▸ Your task
Search the records below for "label"; copy each line that has it.

▸ Data records
☆ ☆ ☆ ☆ ☆
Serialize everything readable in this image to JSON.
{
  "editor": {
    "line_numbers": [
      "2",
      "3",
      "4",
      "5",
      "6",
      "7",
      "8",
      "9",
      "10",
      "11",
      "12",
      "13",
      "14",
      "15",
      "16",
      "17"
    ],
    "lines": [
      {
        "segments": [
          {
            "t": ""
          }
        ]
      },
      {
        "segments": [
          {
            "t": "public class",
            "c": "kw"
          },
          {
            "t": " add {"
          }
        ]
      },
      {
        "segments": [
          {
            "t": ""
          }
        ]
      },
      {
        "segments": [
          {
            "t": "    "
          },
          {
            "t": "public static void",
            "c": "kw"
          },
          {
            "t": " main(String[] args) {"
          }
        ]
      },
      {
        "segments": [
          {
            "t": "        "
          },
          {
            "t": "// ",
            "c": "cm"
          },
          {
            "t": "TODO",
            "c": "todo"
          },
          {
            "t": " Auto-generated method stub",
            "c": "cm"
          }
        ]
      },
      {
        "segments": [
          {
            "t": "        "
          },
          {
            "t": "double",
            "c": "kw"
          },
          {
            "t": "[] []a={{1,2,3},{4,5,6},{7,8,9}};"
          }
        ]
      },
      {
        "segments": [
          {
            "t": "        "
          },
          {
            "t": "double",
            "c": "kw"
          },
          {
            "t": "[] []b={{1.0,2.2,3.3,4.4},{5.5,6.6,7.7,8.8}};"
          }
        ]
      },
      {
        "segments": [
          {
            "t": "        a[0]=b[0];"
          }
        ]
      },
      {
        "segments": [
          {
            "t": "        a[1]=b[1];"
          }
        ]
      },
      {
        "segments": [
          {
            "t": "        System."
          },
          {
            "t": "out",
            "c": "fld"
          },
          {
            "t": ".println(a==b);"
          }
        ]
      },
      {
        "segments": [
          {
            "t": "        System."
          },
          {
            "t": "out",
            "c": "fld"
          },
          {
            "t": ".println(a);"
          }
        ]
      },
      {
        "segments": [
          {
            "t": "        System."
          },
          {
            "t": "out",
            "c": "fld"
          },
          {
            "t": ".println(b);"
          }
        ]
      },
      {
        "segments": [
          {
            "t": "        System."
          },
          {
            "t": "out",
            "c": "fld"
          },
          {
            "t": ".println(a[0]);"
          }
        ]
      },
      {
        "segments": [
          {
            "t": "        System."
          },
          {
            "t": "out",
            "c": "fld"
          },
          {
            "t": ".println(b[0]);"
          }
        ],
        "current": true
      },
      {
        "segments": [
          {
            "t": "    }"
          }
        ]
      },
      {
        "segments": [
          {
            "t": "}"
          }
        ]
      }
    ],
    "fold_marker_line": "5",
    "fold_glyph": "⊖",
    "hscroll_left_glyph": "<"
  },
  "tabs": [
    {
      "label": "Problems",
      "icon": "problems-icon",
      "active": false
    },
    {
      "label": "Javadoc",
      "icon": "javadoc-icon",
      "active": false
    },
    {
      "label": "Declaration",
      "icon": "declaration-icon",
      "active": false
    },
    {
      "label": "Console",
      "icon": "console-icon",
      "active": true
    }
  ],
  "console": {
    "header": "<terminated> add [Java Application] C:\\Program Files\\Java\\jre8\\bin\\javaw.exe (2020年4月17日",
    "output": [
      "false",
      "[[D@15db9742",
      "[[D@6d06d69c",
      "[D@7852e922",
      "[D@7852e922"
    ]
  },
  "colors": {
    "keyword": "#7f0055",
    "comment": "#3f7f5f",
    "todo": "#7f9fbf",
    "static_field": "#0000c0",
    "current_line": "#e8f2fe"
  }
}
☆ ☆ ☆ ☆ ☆
▸ Response box
      "label": "Problems",
      "label": "Javadoc",
      "label": "Declaration",
      "label": "Console",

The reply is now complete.